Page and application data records
----------
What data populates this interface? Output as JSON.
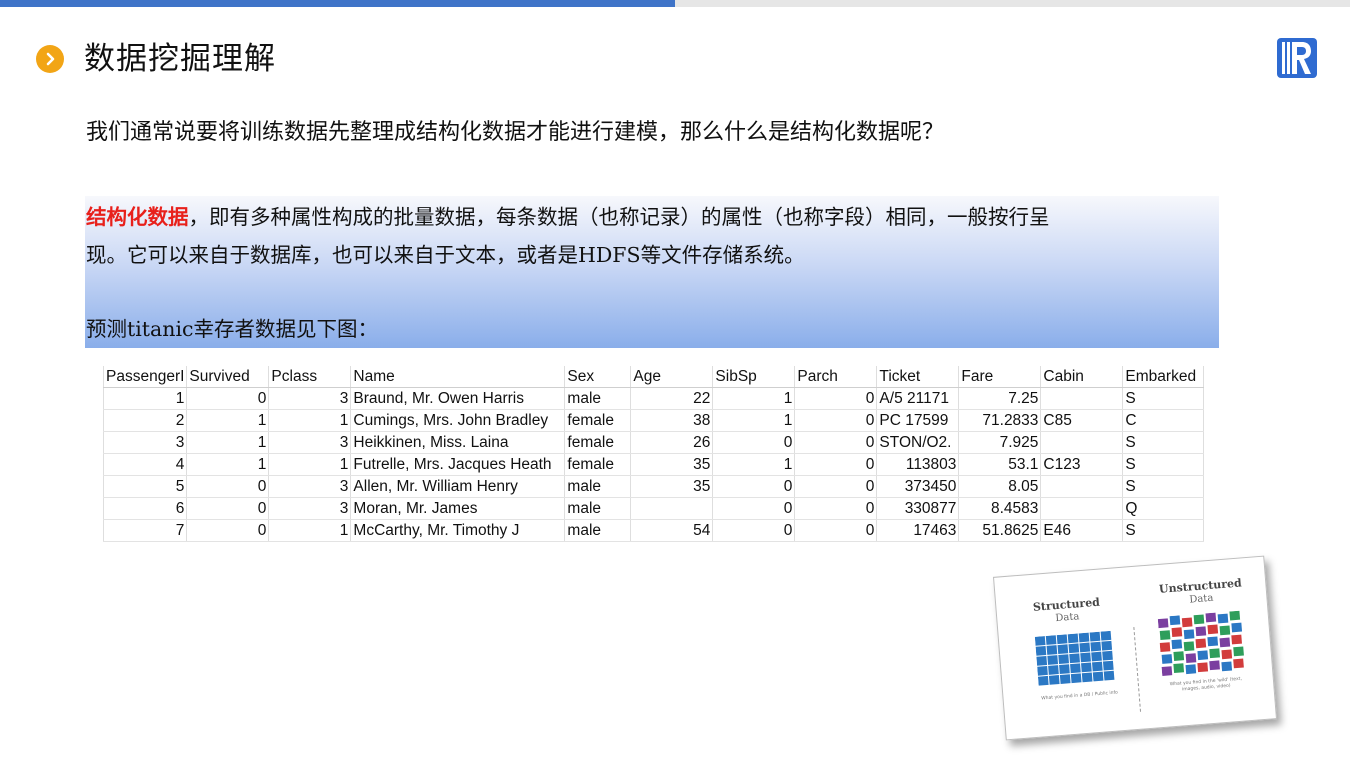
{
  "header": {
    "title": "数据挖掘理解"
  },
  "intro_text": "我们通常说要将训练数据先整理成结构化数据才能进行建模，那么什么是结构化数据呢？",
  "definition": {
    "term": "结构化数据",
    "line1_rest": "，即有多种属性构成的批量数据，每条数据（也称记录）的属性（也称字段）相同，一般按行呈",
    "line2": "现。它可以来自于数据库，也可以来自于文本，或者是HDFS等文件存储系统。"
  },
  "predict_text": "预测titanic幸存者数据见下图：",
  "table": {
    "headers": [
      "PassengerI",
      "Survived",
      "Pclass",
      "Name",
      "Sex",
      "Age",
      "SibSp",
      "Parch",
      "Ticket",
      "Fare",
      "Cabin",
      "Embarked"
    ],
    "rows": [
      [
        "1",
        "0",
        "3",
        "Braund, Mr. Owen Harris",
        "male",
        "22",
        "1",
        "0",
        "A/5 21171",
        "7.25",
        "",
        "S"
      ],
      [
        "2",
        "1",
        "1",
        "Cumings, Mrs. John Bradley",
        "female",
        "38",
        "1",
        "0",
        "PC 17599",
        "71.2833",
        "C85",
        "C"
      ],
      [
        "3",
        "1",
        "3",
        "Heikkinen, Miss. Laina",
        "female",
        "26",
        "0",
        "0",
        "STON/O2.",
        "7.925",
        "",
        "S"
      ],
      [
        "4",
        "1",
        "1",
        "Futrelle, Mrs. Jacques Heath",
        "female",
        "35",
        "1",
        "0",
        "113803",
        "53.1",
        "C123",
        "S"
      ],
      [
        "5",
        "0",
        "3",
        "Allen, Mr. William Henry",
        "male",
        "35",
        "0",
        "0",
        "373450",
        "8.05",
        "",
        "S"
      ],
      [
        "6",
        "0",
        "3",
        "Moran, Mr. James",
        "male",
        "",
        "0",
        "0",
        "330877",
        "8.4583",
        "",
        "Q"
      ],
      [
        "7",
        "0",
        "1",
        "McCarthy, Mr. Timothy J",
        "male",
        "54",
        "0",
        "0",
        "17463",
        "51.8625",
        "E46",
        "S"
      ]
    ]
  },
  "illustration": {
    "left_title": "Structured",
    "left_sub": "Data",
    "left_caption": "What you find in a DB / Public info",
    "right_title": "Unstructured",
    "right_sub": "Data",
    "right_caption": "What you find in the 'wild' (text, images, audio, video)"
  },
  "colors": {
    "accent_bar": "#3f74c8",
    "title_icon": "#f2a516",
    "term_red": "#e8201b",
    "logo_blue": "#2f6bd1"
  },
  "icons": {
    "title_icon": "chevron-right-circle-icon",
    "logo": "r-logo-icon"
  }
}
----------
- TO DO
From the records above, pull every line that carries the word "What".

- RESULT OF THE EXERCISE
What data populates this interface? Output as JSON.
    "left_caption": "What you find in a DB / Public info",
    "right_caption": "What you find in the 'wild' (text, images, audio, video)"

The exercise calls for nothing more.